Strategy 4: Target TAMR
TAMR is an acronym for Tyro3, Axl and MerTK, and is expressed in tumors and various immune cells. These receptors have multiple roles in cell fate, proliferation, migration, and regulation of tissue homeostasis and inflammation.
The most famous ligands of TAMR are Gas6 and protein S, which act as adaptors to connect the phosphatidylserine apoptosis signal to TAMR target cells, thereby facilitating the phagocytosis of macrophages.
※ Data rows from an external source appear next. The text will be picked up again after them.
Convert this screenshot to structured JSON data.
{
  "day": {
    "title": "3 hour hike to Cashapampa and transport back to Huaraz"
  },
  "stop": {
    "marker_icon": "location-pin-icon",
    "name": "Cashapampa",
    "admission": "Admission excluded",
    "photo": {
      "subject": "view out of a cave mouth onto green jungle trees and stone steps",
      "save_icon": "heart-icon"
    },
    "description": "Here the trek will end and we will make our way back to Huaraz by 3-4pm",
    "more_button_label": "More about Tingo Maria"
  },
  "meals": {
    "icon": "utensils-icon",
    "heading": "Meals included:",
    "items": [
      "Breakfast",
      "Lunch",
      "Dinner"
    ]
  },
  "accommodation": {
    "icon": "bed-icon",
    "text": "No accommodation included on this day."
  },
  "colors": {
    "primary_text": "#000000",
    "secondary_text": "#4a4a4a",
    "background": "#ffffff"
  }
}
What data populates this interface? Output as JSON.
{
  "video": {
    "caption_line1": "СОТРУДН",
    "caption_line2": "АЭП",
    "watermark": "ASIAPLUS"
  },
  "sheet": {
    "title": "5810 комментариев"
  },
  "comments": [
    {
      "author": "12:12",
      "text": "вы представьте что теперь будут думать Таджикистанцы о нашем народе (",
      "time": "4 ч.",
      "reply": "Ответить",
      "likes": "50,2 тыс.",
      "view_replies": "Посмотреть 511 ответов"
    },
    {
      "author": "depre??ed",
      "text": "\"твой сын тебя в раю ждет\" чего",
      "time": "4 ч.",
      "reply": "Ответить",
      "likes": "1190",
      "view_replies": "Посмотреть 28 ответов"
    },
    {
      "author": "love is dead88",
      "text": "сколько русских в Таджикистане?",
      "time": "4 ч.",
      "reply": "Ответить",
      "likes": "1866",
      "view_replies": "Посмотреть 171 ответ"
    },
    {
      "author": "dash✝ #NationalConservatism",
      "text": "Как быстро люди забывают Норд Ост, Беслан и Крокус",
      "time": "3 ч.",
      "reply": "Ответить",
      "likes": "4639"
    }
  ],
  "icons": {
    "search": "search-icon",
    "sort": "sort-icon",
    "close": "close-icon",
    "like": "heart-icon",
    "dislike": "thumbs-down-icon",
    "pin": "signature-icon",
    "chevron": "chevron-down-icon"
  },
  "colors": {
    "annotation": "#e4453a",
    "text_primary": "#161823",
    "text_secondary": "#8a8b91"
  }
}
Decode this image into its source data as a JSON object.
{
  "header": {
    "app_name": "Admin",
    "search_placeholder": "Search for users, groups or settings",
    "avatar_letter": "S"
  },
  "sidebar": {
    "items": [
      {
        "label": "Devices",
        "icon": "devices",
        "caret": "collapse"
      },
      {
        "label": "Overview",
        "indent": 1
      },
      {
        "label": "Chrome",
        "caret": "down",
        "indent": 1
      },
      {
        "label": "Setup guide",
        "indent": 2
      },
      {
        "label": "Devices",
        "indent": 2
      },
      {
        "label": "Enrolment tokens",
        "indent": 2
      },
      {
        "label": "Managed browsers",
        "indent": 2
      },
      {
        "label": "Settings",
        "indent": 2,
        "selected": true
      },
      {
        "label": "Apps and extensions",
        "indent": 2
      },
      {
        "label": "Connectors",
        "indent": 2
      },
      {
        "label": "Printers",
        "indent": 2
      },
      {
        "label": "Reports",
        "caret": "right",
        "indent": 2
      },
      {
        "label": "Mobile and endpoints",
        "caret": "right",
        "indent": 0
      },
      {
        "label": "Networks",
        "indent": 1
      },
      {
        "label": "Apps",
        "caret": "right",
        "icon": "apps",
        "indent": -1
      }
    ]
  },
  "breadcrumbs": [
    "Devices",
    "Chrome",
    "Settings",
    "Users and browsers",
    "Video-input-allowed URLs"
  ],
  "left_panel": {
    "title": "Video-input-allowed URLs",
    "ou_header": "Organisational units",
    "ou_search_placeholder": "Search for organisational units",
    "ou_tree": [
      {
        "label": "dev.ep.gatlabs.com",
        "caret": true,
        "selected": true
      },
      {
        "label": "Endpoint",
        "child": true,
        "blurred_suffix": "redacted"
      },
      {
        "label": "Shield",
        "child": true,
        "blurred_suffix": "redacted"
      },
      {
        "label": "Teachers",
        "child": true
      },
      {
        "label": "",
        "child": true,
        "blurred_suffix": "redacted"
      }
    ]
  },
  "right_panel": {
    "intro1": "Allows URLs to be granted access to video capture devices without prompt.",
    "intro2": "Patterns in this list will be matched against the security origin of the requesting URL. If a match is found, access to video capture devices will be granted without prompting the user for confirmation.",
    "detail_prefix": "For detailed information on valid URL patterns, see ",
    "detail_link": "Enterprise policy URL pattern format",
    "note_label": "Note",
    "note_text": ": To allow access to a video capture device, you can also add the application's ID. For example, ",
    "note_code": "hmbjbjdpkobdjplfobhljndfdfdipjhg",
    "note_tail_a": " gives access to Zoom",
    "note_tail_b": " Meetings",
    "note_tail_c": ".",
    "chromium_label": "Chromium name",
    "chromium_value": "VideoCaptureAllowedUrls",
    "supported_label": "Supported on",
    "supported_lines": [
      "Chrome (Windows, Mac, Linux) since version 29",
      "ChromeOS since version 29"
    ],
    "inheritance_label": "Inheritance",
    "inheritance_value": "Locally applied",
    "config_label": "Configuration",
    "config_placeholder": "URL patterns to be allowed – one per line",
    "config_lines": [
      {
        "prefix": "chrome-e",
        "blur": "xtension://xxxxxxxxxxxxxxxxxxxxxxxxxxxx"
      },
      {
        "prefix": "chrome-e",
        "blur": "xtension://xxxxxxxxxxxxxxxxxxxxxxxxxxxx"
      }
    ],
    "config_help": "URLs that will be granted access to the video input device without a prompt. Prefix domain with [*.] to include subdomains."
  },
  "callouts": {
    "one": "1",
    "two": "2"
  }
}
The activated downstream signaling pathway converges on the PI3K/Akt axis, and participates in TAM activation and polarization to the M2 phenotype, thereby limiting the inflammatory response, promoting the production of immunosuppressive cytokines, preventing immune cell activation, and solid tumors thereby avoiding death. Therefore, blocking TAMR signals may be a promising immunotherapy strategy. At present, small molecule inhibitors, ADC drugs, CAR-T, fusion proteins, etc. are all under development (see the table below, Reference 6).
Tumor-associated macrophages are the most important immune cells in the tumor microenvironment and have strong plasticity.
Clearing TAM, preventing TAM recruitment, and inducing M1 polarization to promote phagocytosis, targeting TAM are four common strategies. Of course, each strategy now has its limitations, such as the non-selectivity of removing TAM and off tumor toxicity.
The development of highly selective drugs in the future will help promote the further development of anti-tumor immunotherapy targeting TAM.
(source:internet, reference only)